# Assignment:
A faithful copy of the data, pictures omitted, is the required answer.

# Material shown:
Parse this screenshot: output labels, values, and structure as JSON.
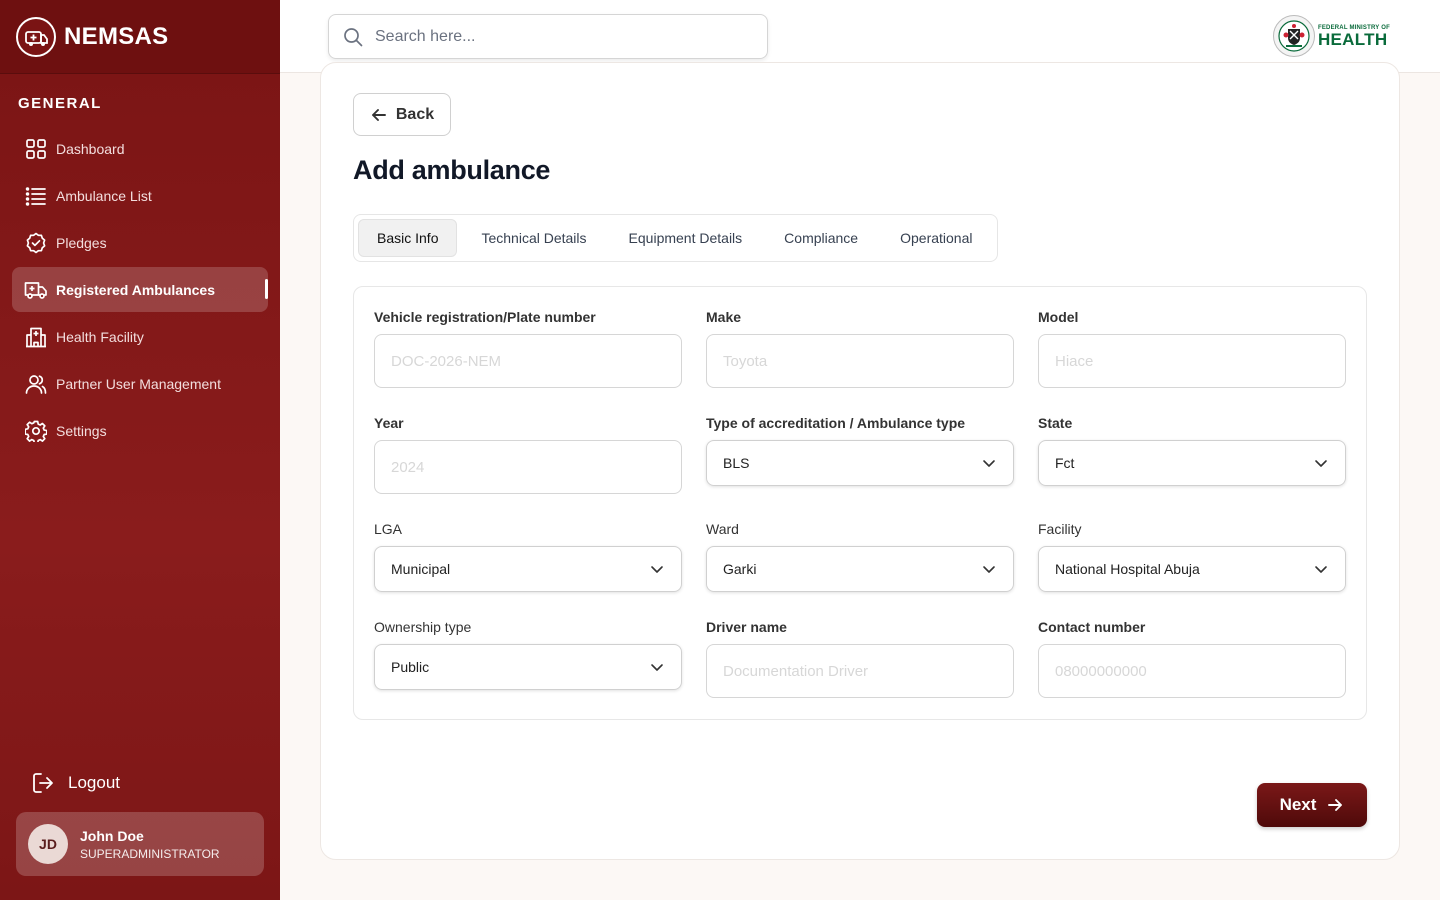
{
  "brand": {
    "name": "NEMSAS"
  },
  "sidebar": {
    "section_label": "GENERAL",
    "items": [
      {
        "label": "Dashboard",
        "icon": "grid-icon"
      },
      {
        "label": "Ambulance List",
        "icon": "list-icon"
      },
      {
        "label": "Pledges",
        "icon": "badge-check-icon"
      },
      {
        "label": "Registered Ambulances",
        "icon": "ambulance-icon",
        "active": true
      },
      {
        "label": "Health Facility",
        "icon": "hospital-icon"
      },
      {
        "label": "Partner User Management",
        "icon": "users-icon"
      },
      {
        "label": "Settings",
        "icon": "gear-icon"
      }
    ],
    "logout_label": "Logout",
    "user": {
      "initials": "JD",
      "name": "John Doe",
      "role": "SUPERADMINISTRATOR"
    }
  },
  "topbar": {
    "search_placeholder": "Search here...",
    "ministry_small": "FEDERAL MINISTRY OF",
    "ministry_big": "HEALTH"
  },
  "main": {
    "back_label": "Back",
    "title": "Add ambulance",
    "tabs": [
      "Basic Info",
      "Technical Details",
      "Equipment Details",
      "Compliance",
      "Operational"
    ],
    "active_tab": "Basic Info",
    "fields": {
      "plate": {
        "label": "Vehicle registration/Plate number",
        "placeholder": "DOC-2026-NEM"
      },
      "make": {
        "label": "Make",
        "placeholder": "Toyota"
      },
      "model": {
        "label": "Model",
        "placeholder": "Hiace"
      },
      "year": {
        "label": "Year",
        "placeholder": "2024"
      },
      "type": {
        "label": "Type of accreditation / Ambulance type",
        "value": "BLS"
      },
      "state": {
        "label": "State",
        "value": "Fct"
      },
      "lga": {
        "label": "LGA",
        "value": "Municipal"
      },
      "ward": {
        "label": "Ward",
        "value": "Garki"
      },
      "facility": {
        "label": "Facility",
        "value": "National Hospital Abuja"
      },
      "ownership": {
        "label": "Ownership type",
        "value": "Public"
      },
      "driver": {
        "label": "Driver name",
        "placeholder": "Documentation Driver"
      },
      "contact": {
        "label": "Contact number",
        "placeholder": "08000000000"
      }
    },
    "next_label": "Next"
  },
  "colors": {
    "sidebar": "#7a1414",
    "accent": "#5e0f0f",
    "ministry_green": "#0a6b3b"
  }
}
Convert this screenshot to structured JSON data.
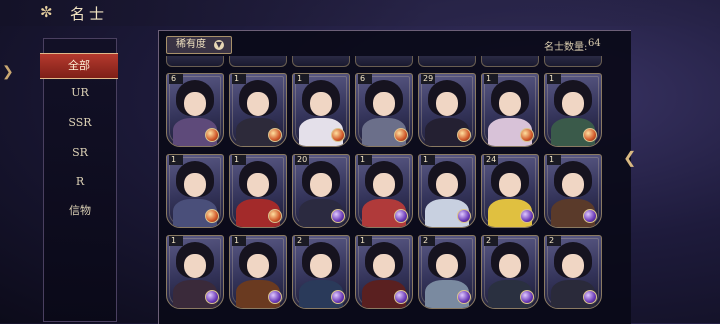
{
  "header": {
    "title": "名士",
    "icon": "swirl-cloud-icon"
  },
  "menu": {
    "items": [
      {
        "label": "全部",
        "active": true
      },
      {
        "label": "UR",
        "active": false
      },
      {
        "label": "SSR",
        "active": false
      },
      {
        "label": "SR",
        "active": false
      },
      {
        "label": "R",
        "active": false
      },
      {
        "label": "信物",
        "active": false
      }
    ]
  },
  "filter": {
    "label": "稀有度",
    "icon": "chevron-down-icon"
  },
  "count": {
    "label": "名士数量:",
    "value": "64"
  },
  "cards": [
    {
      "num": "6",
      "orb": "fire"
    },
    {
      "num": "1",
      "orb": "fire"
    },
    {
      "num": "1",
      "orb": "fire"
    },
    {
      "num": "6",
      "orb": "fire"
    },
    {
      "num": "29",
      "orb": "fire"
    },
    {
      "num": "1",
      "orb": "fire"
    },
    {
      "num": "1",
      "orb": "fire"
    },
    {
      "num": "1",
      "orb": "fire"
    },
    {
      "num": "1",
      "orb": "fire"
    },
    {
      "num": "20",
      "orb": "violet"
    },
    {
      "num": "1",
      "orb": "violet"
    },
    {
      "num": "1",
      "orb": "violet"
    },
    {
      "num": "24",
      "orb": "violet"
    },
    {
      "num": "1",
      "orb": "violet"
    },
    {
      "num": "1",
      "orb": "violet"
    },
    {
      "num": "1",
      "orb": "violet"
    },
    {
      "num": "2",
      "orb": "violet"
    },
    {
      "num": "1",
      "orb": "violet"
    },
    {
      "num": "2",
      "orb": "violet"
    },
    {
      "num": "2",
      "orb": "violet"
    },
    {
      "num": "2",
      "orb": "violet"
    }
  ],
  "colors": {
    "accent_red": "#b53a2e",
    "gold": "#d9b982",
    "panel": "#0a0a18"
  }
}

# Solution below:
Parse this screenshot: output labels, values, and structure as JSON.
{
  "brand": {
    "name": "NEMSAS"
  },
  "sidebar": {
    "section_label": "GENERAL",
    "items": [
      {
        "label": "Dashboard",
        "icon": "grid-icon"
      },
      {
        "label": "Ambulance List",
        "icon": "list-icon"
      },
      {
        "label": "Pledges",
        "icon": "badge-check-icon"
      },
      {
        "label": "Registered Ambulances",
        "icon": "ambulance-icon",
        "active": true
      },
      {
        "label": "Health Facility",
        "icon": "hospital-icon"
      },
      {
        "label": "Partner User Management",
        "icon": "users-icon"
      },
      {
        "label": "Settings",
        "icon": "gear-icon"
      }
    ],
    "logout_label": "Logout",
    "user": {
      "initials": "JD",
      "name": "John Doe",
      "role": "SUPERADMINISTRATOR"
    }
  },
  "topbar": {
    "search_placeholder": "Search here...",
    "ministry_small": "FEDERAL MINISTRY OF",
    "ministry_big": "HEALTH"
  },
  "main": {
    "back_label": "Back",
    "title": "Add ambulance",
    "tabs": [
      "Basic Info",
      "Technical Details",
      "Equipment Details",
      "Compliance",
      "Operational"
    ],
    "active_tab": "Basic Info",
    "fields": {
      "plate": {
        "label": "Vehicle registration/Plate number",
        "placeholder": "DOC-2026-NEM"
      },
      "make": {
        "label": "Make",
        "placeholder": "Toyota"
      },
      "model": {
        "label": "Model",
        "placeholder": "Hiace"
      },
      "year": {
        "label": "Year",
        "placeholder": "2024"
      },
      "type": {
        "label": "Type of accreditation / Ambulance type",
        "value": "BLS"
      },
      "state": {
        "label": "State",
        "value": "Fct"
      },
      "lga": {
        "label": "LGA",
        "value": "Municipal"
      },
      "ward": {
        "label": "Ward",
        "value": "Garki"
      },
      "facility": {
        "label": "Facility",
        "value": "National Hospital Abuja"
      },
      "ownership": {
        "label": "Ownership type",
        "value": "Public"
      },
      "driver": {
        "label": "Driver name",
        "placeholder": "Documentation Driver"
      },
      "contact": {
        "label": "Contact number",
        "placeholder": "08000000000"
      }
    },
    "next_label": "Next"
  },
  "colors": {
    "sidebar": "#7a1414",
    "accent": "#5e0f0f",
    "ministry_green": "#0a6b3b"
  }
}
Convert this screenshot to structured JSON data.
{
  "header": {
    "title": "名士",
    "icon": "swirl-cloud-icon"
  },
  "menu": {
    "items": [
      {
        "label": "全部",
        "active": true
      },
      {
        "label": "UR",
        "active": false
      },
      {
        "label": "SSR",
        "active": false
      },
      {
        "label": "SR",
        "active": false
      },
      {
        "label": "R",
        "active": false
      },
      {
        "label": "信物",
        "active": false
      }
    ]
  },
  "filter": {
    "label": "稀有度",
    "icon": "chevron-down-icon"
  },
  "count": {
    "label": "名士数量:",
    "value": "64"
  },
  "cards": [
    {
      "num": "6",
      "orb": "fire"
    },
    {
      "num": "1",
      "orb": "fire"
    },
    {
      "num": "1",
      "orb": "fire"
    },
    {
      "num": "6",
      "orb": "fire"
    },
    {
      "num": "29",
      "orb": "fire"
    },
    {
      "num": "1",
      "orb": "fire"
    },
    {
      "num": "1",
      "orb": "fire"
    },
    {
      "num": "1",
      "orb": "fire"
    },
    {
      "num": "1",
      "orb": "fire"
    },
    {
      "num": "20",
      "orb": "violet"
    },
    {
      "num": "1",
      "orb": "violet"
    },
    {
      "num": "1",
      "orb": "violet"
    },
    {
      "num": "24",
      "orb": "violet"
    },
    {
      "num": "1",
      "orb": "violet"
    },
    {
      "num": "1",
      "orb": "violet"
    },
    {
      "num": "1",
      "orb": "violet"
    },
    {
      "num": "2",
      "orb": "violet"
    },
    {
      "num": "1",
      "orb": "violet"
    },
    {
      "num": "2",
      "orb": "violet"
    },
    {
      "num": "2",
      "orb": "violet"
    },
    {
      "num": "2",
      "orb": "violet"
    }
  ],
  "colors": {
    "accent_red": "#b53a2e",
    "gold": "#d9b982",
    "panel": "#0a0a18"
  }
}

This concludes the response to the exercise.